There are several wonderful aspects to this study. First of all, it followed students from 11 schools in 8 states, giving it a more universal flavor than many similar studies. Second, it tested the students (all going into the 4th grade) with the Scholastic Reading Inventory assessment tool both at the beginning and end of summer to determine if in fact the students' reading skills rose, declined, or stayed the same.
Here are three of the findings of the study, quoted from the executive summary:
- Students who participated in the public library summer reading program scored higher on reading achievement tests at the beginning of the next school year than those students who did not participate and they gained in other ways as well.
- While students who reported that they did not participate in the public library summer reading program also improved reading scores, they did not reach the reading level of the students who did participate.
- Students who participated in the public library summer reading program had better reading skills at the end of third grade and scored higher on the standards test than the students who did not participate.
But then I read this in Fiore and Roman's SLJ article:
"Parents of summer reading program participants used the library more often, had more books at home, and offered more literary activities at home (such as reading with their children, visiting the library frequently, and providing Internet access) than parents whose kids didn't sit in on summer reading programs."
Library summer reading programs are fabulous, but of course they didn't necessarily cause parents to read more to their children and so on. In fact, it's findings like this one (and also the one above about summer reading club participants scoring higher on tests than their non-reading club peers at the beginning of the summer as well as at the end) that diminish the overall usefulness of this study.
As the authors of the article note in a section at the end called "Study Limitations," the participants of the study were self-selected. That is, there was no control group. Or to put it in the words of the study itself:
The design of this study was causal comparative, which is that student participants were not
randomly assigned or randomized between attending/not attending public library summer
reading programs but instead independently decided to participate or not participate. The
treatment condition of program attendance was not manipulated by the evaluation team. The
treatment condition of the study was the exposure of student participants to the public library summer reading programs at the partner public libraries, as selected by participants’ families.
I would argue that kids who take part in the summer reading program are already predisposed for the most part to be readers. Their parents encourage them to join the club and to stick with it, and while I am certain that reading programs might well spur them on to greater feats of reading and that they are obtaining fabulous books to read that they wouldn't necessarily have access to if they weren't in the reading program, it's possible that these "library kids" would read even if they didn't join the summer program. Their parents believe in the importance of libraries and have made books, reading, and libraries part of their lives. It's a no-brainer that those kids score higher on tests both before and after summer reading club. This study does not prove that summer reading programs cause a rise in reading scores; rather, it proves that library users tend to have higher reading scores in general, and that could well be because they belong to families that value reading and so have books in the home, bring their kids to the library, read to their kids, and so on.
Which of course points to the important role that libraries play for these families. And there is no doubt that libraries, by providing a literature-rich environment for all families, rich or poor, can and do play a role in leveling the playing field.

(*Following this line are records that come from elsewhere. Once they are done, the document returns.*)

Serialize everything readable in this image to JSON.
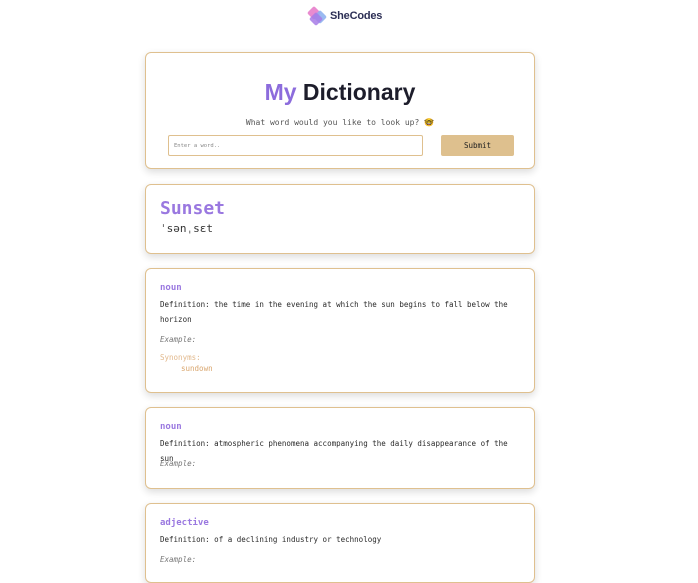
{
  "logo": {
    "text": "SheCodes"
  },
  "header": {
    "title_accent": "My",
    "title_main": "Dictionary",
    "subtitle": "What word would you like to look up? 🤓"
  },
  "search": {
    "placeholder": "Enter a word..",
    "value": "",
    "submit_label": "Submit"
  },
  "word": {
    "text": "Sunset",
    "phonetic": "ˈsənˌsɛt"
  },
  "meanings": [
    {
      "part_of_speech": "noun",
      "definition": "Definition: the time in the evening at which the sun begins to fall below the horizon",
      "example_label": "Example:",
      "synonyms_label": "Synonyms:",
      "synonyms": [
        "sundown"
      ]
    },
    {
      "part_of_speech": "noun",
      "definition": "Definition: atmospheric phenomena accompanying the daily disappearance of the sun",
      "example_label": "Example:"
    },
    {
      "part_of_speech": "adjective",
      "definition": "Definition: of a declining industry or technology",
      "example_label": "Example:"
    }
  ],
  "colors": {
    "accent_purple": "#8c6cdc",
    "gold_border": "#dfc08f",
    "button_bg": "#dec08e"
  }
}
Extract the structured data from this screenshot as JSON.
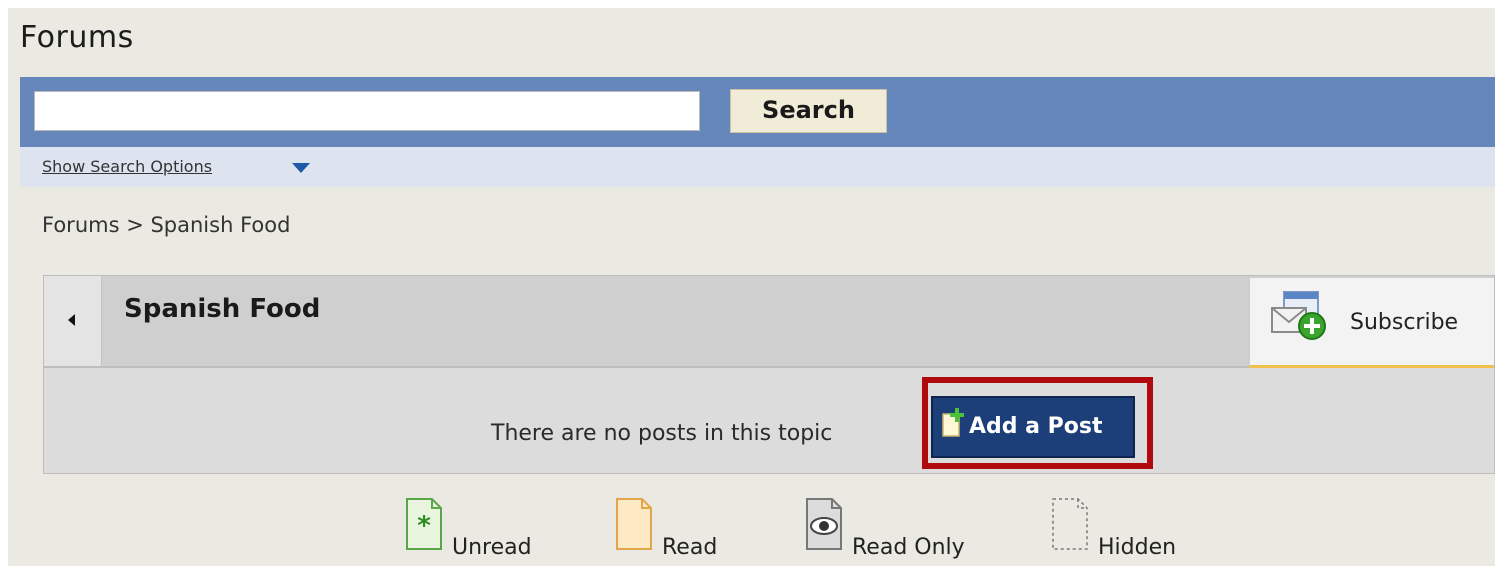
{
  "page": {
    "title": "Forums"
  },
  "search": {
    "value": "",
    "placeholder": "",
    "button_label": "Search",
    "options_label": "Show Search Options"
  },
  "breadcrumb": {
    "text": "Forums > Spanish Food"
  },
  "topic": {
    "title": "Spanish Food",
    "subscribe_label": "Subscribe",
    "empty_message": "There are no posts in this topic",
    "add_post_label": "Add a Post"
  },
  "legend": {
    "items": [
      {
        "label": "Unread",
        "icon": "unread-icon"
      },
      {
        "label": "Read",
        "icon": "read-icon"
      },
      {
        "label": "Read Only",
        "icon": "read-only-icon"
      },
      {
        "label": "Hidden",
        "icon": "hidden-icon"
      }
    ]
  },
  "colors": {
    "page_background": "#ebeae2",
    "search_bar": "#6587bc",
    "search_options_bar": "#dde3ef",
    "add_post_button": "#1d3f79",
    "highlight_border": "#b0090e",
    "subscribe_underline": "#f0c24b"
  }
}
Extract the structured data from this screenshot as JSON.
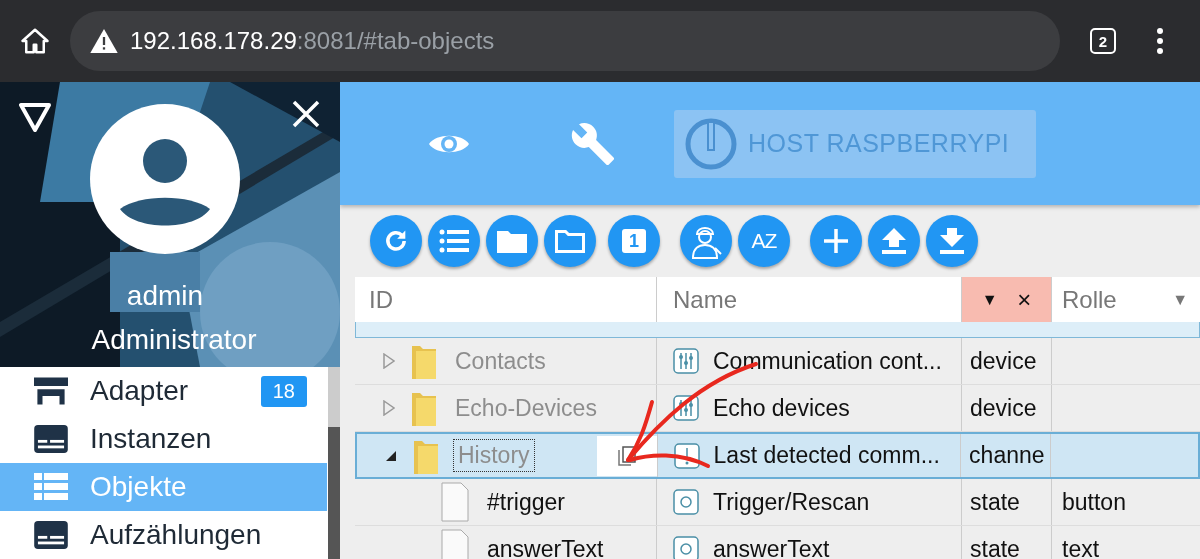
{
  "browser": {
    "url_host": "192.168.178.29",
    "url_rest": ":8081/#tab-objects",
    "tab_count": "2"
  },
  "drawer": {
    "user": "admin",
    "role": "Administrator",
    "menu": [
      {
        "label": "Adapter",
        "badge": "18",
        "selected": false
      },
      {
        "label": "Instanzen",
        "selected": false
      },
      {
        "label": "Objekte",
        "selected": true
      },
      {
        "label": "Aufzählungen",
        "selected": false
      }
    ]
  },
  "header": {
    "host_label": "HOST RASPBERRYPI"
  },
  "toolbar": {
    "page_glyph": "1",
    "sort_glyph": "AZ"
  },
  "table": {
    "columns": [
      {
        "label": "ID"
      },
      {
        "label": "Name"
      },
      {
        "filter": "▼",
        "clear": "×"
      },
      {
        "label": "Rolle",
        "filter": "▼"
      }
    ],
    "rows": [
      {
        "kind": "device",
        "expanded": false,
        "id": "Contacts",
        "name": "Communication cont...",
        "type": "device",
        "selected": false
      },
      {
        "kind": "device",
        "expanded": false,
        "id": "Echo-Devices",
        "name": "Echo devices",
        "type": "device",
        "selected": false
      },
      {
        "kind": "channel",
        "expanded": true,
        "id": "History",
        "name": "Last detected comm...",
        "type": "channe",
        "selected": true
      },
      {
        "kind": "state",
        "id": "#trigger",
        "name": "Trigger/Rescan",
        "type": "state",
        "role": "button",
        "selected": false
      },
      {
        "kind": "state",
        "id": "answerText",
        "name": "answerText",
        "type": "state",
        "role": "text",
        "selected": false
      }
    ]
  }
}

What I would like to see, however, is a study that follows children who are NOT library users and have never joined a library summer reading program. One half of the kids would continue on as they always have and not join the program, while the other half would join and participate for the first time. One assumes that the test scores for both groups would be much the same at the beginning of the summer. The question is - would one summer of library reading program make a difference in reading scores at the end of summer?
Libraries' role in raising reading scores is much greater than just encouraging reading during the summer. To have the greatest effect, we need to reach families when their children are very young, or not even born, and convince them of the importance of making books, reading, and the library a part of their children's lives from birth on. If parents read to their babies, toddlers, and preschoolers regularly, those kids will take to reading like ducks to water and will come to the library over the summer, not because they need to be encourage to read but because they need fuel for their book addictions.
The Dominican study is important, but it doesn't go far enough in the role the library summer reading program can have for NON-library users. I agree with all of Fiore and Roman's "calls to action" in the article, and most particularly with the statement that librarians need to team up with teachers to "...identify nonreaders and under-performing students, reach out to them, and draw them into the library," to reach out to families and caregivers, and to spend special attention on creating programs that attract boys.
In addition, there are no doubt summer reading programs that are more effective at encouraging reading than others. The study purposefully didn't address this, but it would be a fascinating basis for a study. What works? What doesn't? Immersed as I am in designing our 2011 program, I'd love a little research on this.
One thing is certain. The more you read, the better you get at it, and you're more likely to read if you can find a book you enjoy. So there you have it - a worthy role (one of so many) for librarians to play all summer and throughout the year!